CTV News Calgary Latest Videos
Calgarian stunned after receiving ticket for licence plate blocking bike rack
Published Monday, April 16, 2018 8:49PM MDT
Last Updated Monday, April 16, 2018 8:52PM MDT
A Calgary man has found himself the recipient of a $155 ticket after a Calgary Police Service member determined the bike rack on the back of his SUV obscured the licence plate.
In January, Graeme Sinclair was pulled over and ticketed in connection with the hitch mounted bike rack he has been using for the better part of a decade.
“I literally couldn’t believe what he was saying,” recounted Sinclair of his brush with the law. “I’d never been stopped. I’d never been warned. I’d never been pulled over and ticketed for this supposed offence but this traffic police officer decided that he was gonna make an example of me.”
According to police, anything that inhibits the visibility of a licence plate is illegal and that includes bike racks.
“It’s an obligation on motorists to keep their licence plate clearly attached, affixed to the vehicle and in a manner that’s clearly visible,” explained Sgt. Dale Seddon of the Calgary Police Service traffic unit. “I think people sometimes tend to forget that particularly if you are putting something like a bike rack on the back of your vehicle.”

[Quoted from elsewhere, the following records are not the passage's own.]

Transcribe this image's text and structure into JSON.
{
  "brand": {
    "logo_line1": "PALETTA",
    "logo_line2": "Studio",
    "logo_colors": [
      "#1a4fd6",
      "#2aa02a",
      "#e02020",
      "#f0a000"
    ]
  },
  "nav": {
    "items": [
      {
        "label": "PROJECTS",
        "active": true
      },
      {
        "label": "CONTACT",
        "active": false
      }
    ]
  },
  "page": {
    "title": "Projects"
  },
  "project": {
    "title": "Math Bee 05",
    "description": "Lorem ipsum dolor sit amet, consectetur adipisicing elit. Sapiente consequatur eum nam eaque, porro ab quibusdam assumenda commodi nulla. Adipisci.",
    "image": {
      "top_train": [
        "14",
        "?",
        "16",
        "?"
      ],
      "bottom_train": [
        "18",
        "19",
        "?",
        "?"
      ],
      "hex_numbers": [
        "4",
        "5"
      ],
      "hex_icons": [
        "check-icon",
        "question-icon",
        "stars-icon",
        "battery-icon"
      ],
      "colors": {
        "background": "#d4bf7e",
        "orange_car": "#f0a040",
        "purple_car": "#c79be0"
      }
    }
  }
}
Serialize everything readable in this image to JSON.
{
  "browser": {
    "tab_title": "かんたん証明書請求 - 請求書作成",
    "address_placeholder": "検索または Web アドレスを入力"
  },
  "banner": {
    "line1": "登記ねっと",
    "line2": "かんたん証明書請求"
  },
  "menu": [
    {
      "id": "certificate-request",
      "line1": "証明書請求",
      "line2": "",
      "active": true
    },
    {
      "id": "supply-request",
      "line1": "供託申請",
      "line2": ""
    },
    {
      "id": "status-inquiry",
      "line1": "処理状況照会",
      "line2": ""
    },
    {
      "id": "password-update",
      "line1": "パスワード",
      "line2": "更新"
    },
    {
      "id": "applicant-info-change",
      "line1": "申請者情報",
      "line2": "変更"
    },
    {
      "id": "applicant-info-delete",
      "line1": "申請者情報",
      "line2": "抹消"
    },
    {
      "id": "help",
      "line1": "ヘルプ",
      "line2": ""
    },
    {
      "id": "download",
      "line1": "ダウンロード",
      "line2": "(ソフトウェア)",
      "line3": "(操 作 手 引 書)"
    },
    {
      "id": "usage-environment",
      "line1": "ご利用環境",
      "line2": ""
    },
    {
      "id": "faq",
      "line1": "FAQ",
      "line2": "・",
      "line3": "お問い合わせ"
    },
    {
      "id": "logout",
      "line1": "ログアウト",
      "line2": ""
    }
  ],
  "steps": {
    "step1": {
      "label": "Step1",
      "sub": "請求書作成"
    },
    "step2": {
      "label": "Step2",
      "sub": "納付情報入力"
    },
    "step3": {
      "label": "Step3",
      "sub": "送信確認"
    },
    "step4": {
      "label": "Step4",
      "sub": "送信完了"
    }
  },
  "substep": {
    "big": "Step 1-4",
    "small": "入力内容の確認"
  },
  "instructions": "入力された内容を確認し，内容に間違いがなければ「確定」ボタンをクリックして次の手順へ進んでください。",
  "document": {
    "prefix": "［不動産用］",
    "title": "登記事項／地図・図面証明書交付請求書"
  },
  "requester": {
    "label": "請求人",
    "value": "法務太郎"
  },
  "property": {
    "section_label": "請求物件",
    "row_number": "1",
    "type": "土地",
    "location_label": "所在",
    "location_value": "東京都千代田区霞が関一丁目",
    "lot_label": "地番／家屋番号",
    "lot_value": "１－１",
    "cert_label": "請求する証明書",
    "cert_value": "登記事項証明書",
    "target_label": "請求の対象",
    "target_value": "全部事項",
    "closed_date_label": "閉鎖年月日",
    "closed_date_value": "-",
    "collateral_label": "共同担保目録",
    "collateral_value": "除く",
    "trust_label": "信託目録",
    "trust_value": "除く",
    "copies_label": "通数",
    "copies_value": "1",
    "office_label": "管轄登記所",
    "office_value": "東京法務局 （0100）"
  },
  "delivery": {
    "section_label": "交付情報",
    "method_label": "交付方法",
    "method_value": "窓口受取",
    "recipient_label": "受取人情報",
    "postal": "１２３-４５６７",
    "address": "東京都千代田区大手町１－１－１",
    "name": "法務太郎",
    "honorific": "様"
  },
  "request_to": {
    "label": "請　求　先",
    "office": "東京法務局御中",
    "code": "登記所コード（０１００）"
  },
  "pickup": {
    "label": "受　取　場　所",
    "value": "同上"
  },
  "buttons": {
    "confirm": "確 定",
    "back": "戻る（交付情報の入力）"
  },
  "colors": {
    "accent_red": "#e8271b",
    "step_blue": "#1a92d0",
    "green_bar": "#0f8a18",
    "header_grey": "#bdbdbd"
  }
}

“You have an obligation to make sure your licence plate is visible. It indicates to police that the owner is properly registered, insured and their licence is current.”
Sinclair believes there is a double standard as the Calgary Police Service mountain bike unit is known to use a similar style of rack on their own vehicles. Sgt. Seddon confirms that officers are exempt from some laws but share the same obligations as members of the motoring public.
Staff members at Calgary Cycle say they recommend rear hitch mounted bike carriers as not all vehicles are capable of supporting a roof rack. Manager Valerie Turbak questions how those vehicle owners can legally transport their bikes.
“It seems unreasonable for that law to exist with bicycles anyway because I don’t see any other way that you would transport your bike safely,” said Turbak.
Sinclair accepts the fact that he broke the law and has since starting removing his carrier when he is not transporting his bike. When the rack is affixed to his SUV, he takes extra care to ensure his plate is visible.
CPS officials say offences like obscured plates are enforced at the discretion of the officer. Under the obscured plate law, fines can be issued when licence plates are dirty, snow-covered or under a semi-transparent cover.
With files from CTV’s Kevin Green